Purpose: The authors aim to exploit a natural experment in which voluntary replace mandatory joint audits for Danish listed companies and analyse audit fee implications of using one or two audit firms. Design/methodology/approach: Regression analysis is used. The authors apply both a core audit fee determinants model and an audit fee change model and include interaction terms. Findings: The authors find short-term fee reductions in companies switching to single audits, but only where the former joint audit contained a dominant auditor. The authors argue that in this situation bargaining power is more with the auditors than in a equally shared joint audit, and that the auditors' incentives to offer an initial fee discount are bigger. Research limitations/implications: The number of observations is constrained by the small Danish capital market. Future research could take a more qualitative research approach, to examine whether the use of a single audit firm rather than two has an effect on audit quality. The area calls for further theory development covering audit fee and audit quality in joint audit settings. Practical implications: Comapnies should consider their relationship with their auditors before deciding to switch to single auditors. Fee discounts do not seem to reflect long-lasting efficiency gains on the part of the audit firm.

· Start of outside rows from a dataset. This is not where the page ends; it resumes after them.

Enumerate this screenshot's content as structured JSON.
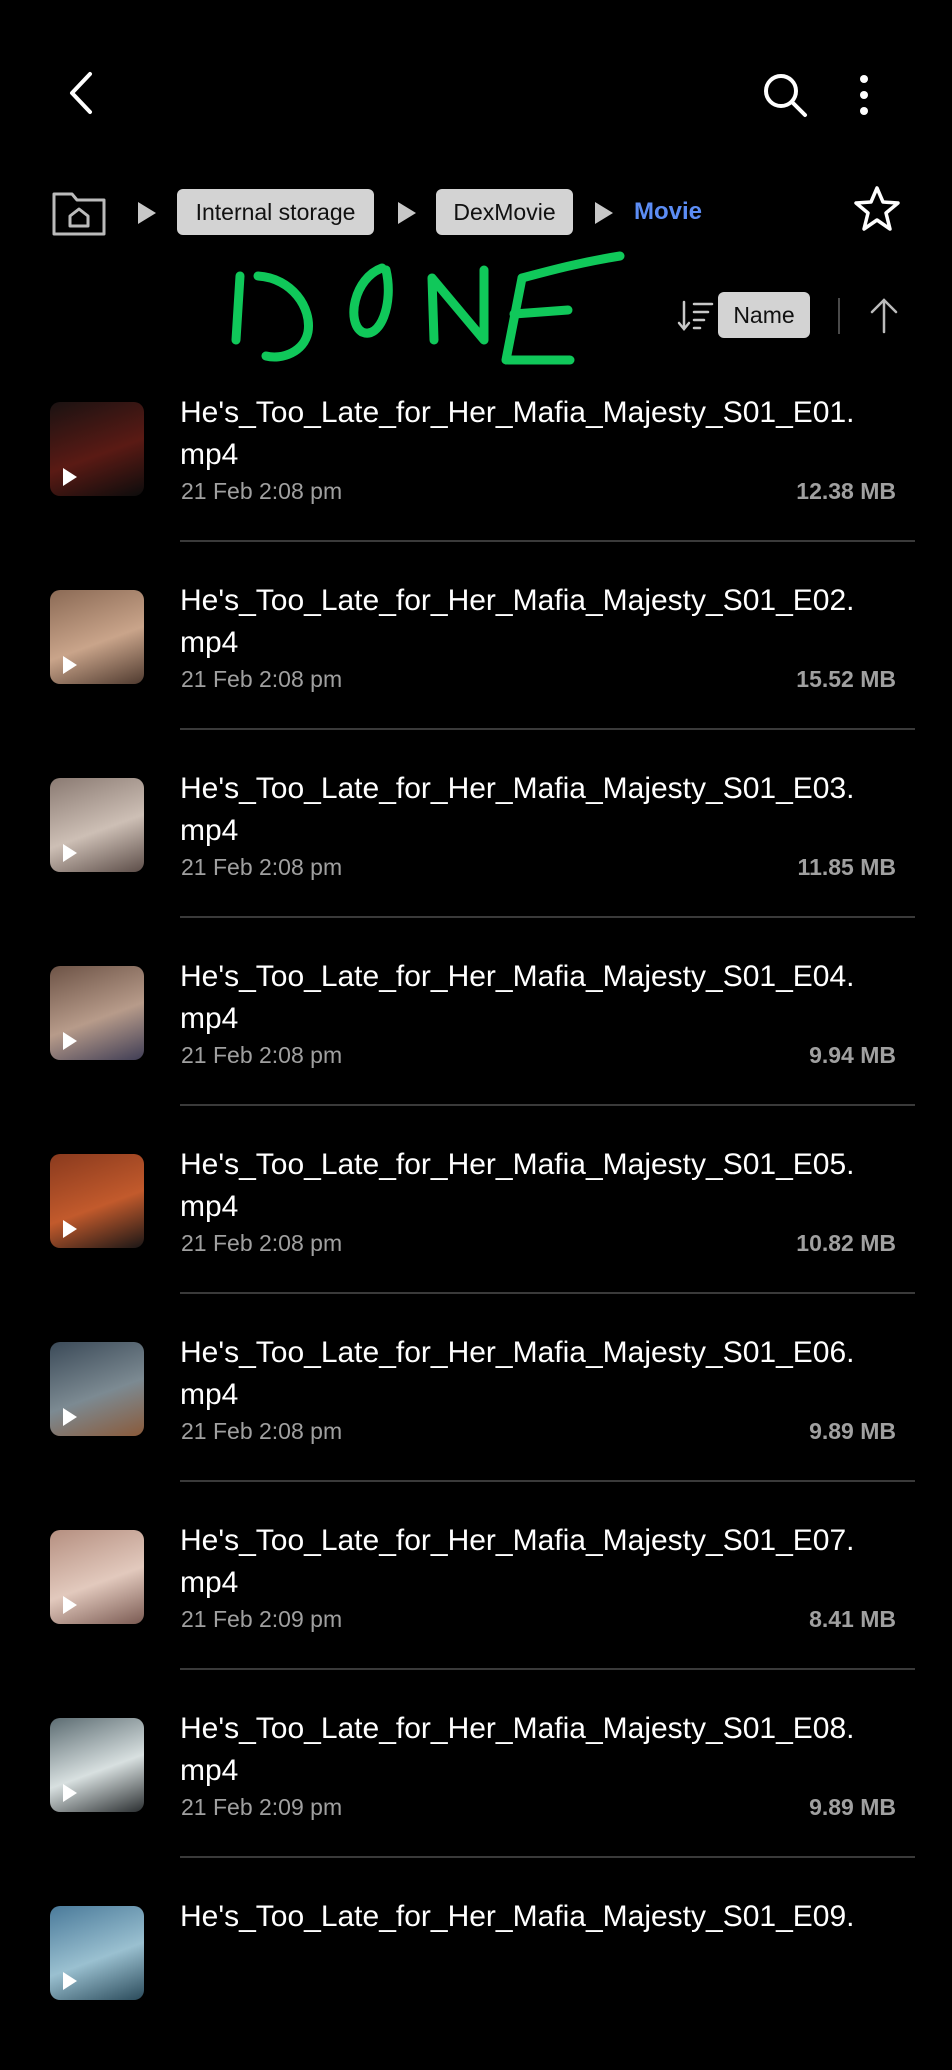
{
  "appbar": {
    "back_icon": "chevron-left-icon",
    "search_icon": "search-icon",
    "more_icon": "more-vertical-icon"
  },
  "breadcrumb": {
    "home_icon": "home-folder-icon",
    "items": [
      "Internal storage",
      "DexMovie"
    ],
    "current": "Movie",
    "favorite_icon": "star-outline-icon"
  },
  "annotation": {
    "handwritten_text": "DONE",
    "color": "#10c85a"
  },
  "sort": {
    "icon": "sort-icon",
    "label": "Name",
    "direction_icon": "arrow-up-icon"
  },
  "colors": {
    "accent": "#5c8df5",
    "chip_bg": "#d3d3d3",
    "secondary_text": "#a0a0a0"
  },
  "files": [
    {
      "name": "He's_Too_Late_for_Her_Mafia_Majesty_S01_E01.\nmp4",
      "date": "21 Feb 2:08 pm",
      "size": "12.38 MB",
      "thumb_colors": [
        "#1a1212",
        "#5a1a14",
        "#0c0c0c"
      ]
    },
    {
      "name": "He's_Too_Late_for_Her_Mafia_Majesty_S01_E02.\nmp4",
      "date": "21 Feb 2:08 pm",
      "size": "15.52 MB",
      "thumb_colors": [
        "#8b6a55",
        "#c9a48a",
        "#4f3a2f"
      ]
    },
    {
      "name": "He's_Too_Late_for_Her_Mafia_Majesty_S01_E03.\nmp4",
      "date": "21 Feb 2:08 pm",
      "size": "11.85 MB",
      "thumb_colors": [
        "#8a7a72",
        "#cdbfb5",
        "#5c4d48"
      ]
    },
    {
      "name": "He's_Too_Late_for_Her_Mafia_Majesty_S01_E04.\nmp4",
      "date": "21 Feb 2:08 pm",
      "size": "9.94 MB",
      "thumb_colors": [
        "#6d5346",
        "#b79b8a",
        "#3f3d55"
      ]
    },
    {
      "name": "He's_Too_Late_for_Her_Mafia_Majesty_S01_E05.\nmp4",
      "date": "21 Feb 2:08 pm",
      "size": "10.82 MB",
      "thumb_colors": [
        "#8a3a1e",
        "#c25a2c",
        "#1a1616"
      ]
    },
    {
      "name": "He's_Too_Late_for_Her_Mafia_Majesty_S01_E06.\nmp4",
      "date": "21 Feb 2:08 pm",
      "size": "9.89 MB",
      "thumb_colors": [
        "#3b4a58",
        "#7c8a92",
        "#8a5a3a"
      ]
    },
    {
      "name": "He's_Too_Late_for_Her_Mafia_Majesty_S01_E07.\nmp4",
      "date": "21 Feb 2:09 pm",
      "size": "8.41 MB",
      "thumb_colors": [
        "#b58f80",
        "#e2c9bd",
        "#7a5a52"
      ]
    },
    {
      "name": "He's_Too_Late_for_Her_Mafia_Majesty_S01_E08.\nmp4",
      "date": "21 Feb 2:09 pm",
      "size": "9.89 MB",
      "thumb_colors": [
        "#5c6c72",
        "#d8e0e0",
        "#2a2e30"
      ]
    },
    {
      "name": "He's_Too_Late_for_Her_Mafia_Majesty_S01_E09.",
      "date": "",
      "size": "",
      "thumb_colors": [
        "#4a7a9a",
        "#9ac0d0",
        "#2a4a5a"
      ]
    }
  ]
}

Orginality/value: Denmark is the first country to leave a mandatory joint audit system, so this is the first time that it is possible to study fee effects related to this.
Managerial Auditing Journal, 2014, Vol 29, Issue 2, p. 131-152